Bill: But you are unique. You were at least able to help spot that right. And take that back as a hey, you’re cured here, something that’s is now looking to be more of a trend versus just a single thing that happened month on month.
Mohamed: Absolutely right. We put all these reports together. We give it to the client. We provide them with our feedback, what our view of what’s going on. And then a good CEO, a good leader would take that information. Go back to the team and try to figure that figure, that piece out.
Bill: And this is what I think has been so cool. Knowing you over the years is really seen how you’ve been really challenging the typical definition of what it looks like to work with an accountant, bookkeeper.
Mohamed: I mean, at the end of the day, it’s typically a very reactive relationship and being able to surface this type of data. That’s significant advice that equated to real dollars.
Bill: Absolutely, appreciate it. Well, listen, this is this has been fantastic. I think one of the questions that I’m faced with is, hey, at the end of the day, are you running your practice as profitably as you could or are you using technology to help deliver that impact with any closing remarks or dark thoughts on your bottom in?

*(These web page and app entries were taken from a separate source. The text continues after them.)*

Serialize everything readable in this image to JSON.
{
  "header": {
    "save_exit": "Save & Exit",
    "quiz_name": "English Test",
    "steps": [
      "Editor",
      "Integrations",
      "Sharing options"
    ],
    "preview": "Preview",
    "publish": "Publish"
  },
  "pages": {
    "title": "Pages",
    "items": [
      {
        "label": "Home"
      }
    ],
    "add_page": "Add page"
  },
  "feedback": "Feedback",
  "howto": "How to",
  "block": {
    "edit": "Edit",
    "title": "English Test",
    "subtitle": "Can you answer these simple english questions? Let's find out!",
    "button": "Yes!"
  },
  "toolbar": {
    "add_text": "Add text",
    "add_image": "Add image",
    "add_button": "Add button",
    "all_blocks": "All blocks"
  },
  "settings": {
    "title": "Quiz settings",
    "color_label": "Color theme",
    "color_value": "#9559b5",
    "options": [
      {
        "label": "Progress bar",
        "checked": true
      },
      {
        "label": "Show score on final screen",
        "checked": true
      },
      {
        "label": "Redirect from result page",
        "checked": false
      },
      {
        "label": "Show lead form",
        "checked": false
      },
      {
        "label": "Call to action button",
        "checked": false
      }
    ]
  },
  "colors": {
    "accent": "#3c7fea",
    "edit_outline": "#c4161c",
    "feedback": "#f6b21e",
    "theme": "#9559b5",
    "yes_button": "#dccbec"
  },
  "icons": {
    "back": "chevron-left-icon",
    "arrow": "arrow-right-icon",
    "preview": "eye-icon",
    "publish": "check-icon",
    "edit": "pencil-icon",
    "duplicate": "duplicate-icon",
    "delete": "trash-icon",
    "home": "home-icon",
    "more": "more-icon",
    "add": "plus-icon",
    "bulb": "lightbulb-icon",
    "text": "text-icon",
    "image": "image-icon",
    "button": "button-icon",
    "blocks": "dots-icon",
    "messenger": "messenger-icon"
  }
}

Mohamed: We’re happy to come and kind of assess what’s going on with your current accounting process. Well, number one I am a designated accountant, but I actually don’t do anything with the taxes. So that relationship that a dentist or a medical office have with a tax accountant, that relationship stays the same. What we do is we would come in and kind of understand your workflow in terms of accounting and bookkeeping. We will implement accounting tools or technology stack to optimize the delivery of financial reports and financial systems. And then we can set up the targets. The KPI is the budget for Foreign Office. And then at year end, we work with the tax accountant to kind of give them that information that they need for tax purposes. So our goal is to really help dentists and medical providers really understand what’s going on in the practice, help them grow their business and alleviate that stress, the stress of not knowing. I don’t know if I’m making money. I don’t know what’s going on with my practice. We eliminate that stress or reduce it sounds like in many respects kind of complement the work that’s already happening. But just tie it together, right?
Bill: Absolutely. Absolutely. Well, listen, hey, this has been a lot of fun. And thanks for thanks for helping me be part of it.
Mohamed: Appreciate it. Well, thank you. Thank you for this webinar. Hope this has value for everybody here for sure. Thanks, Mark. OK. Take care.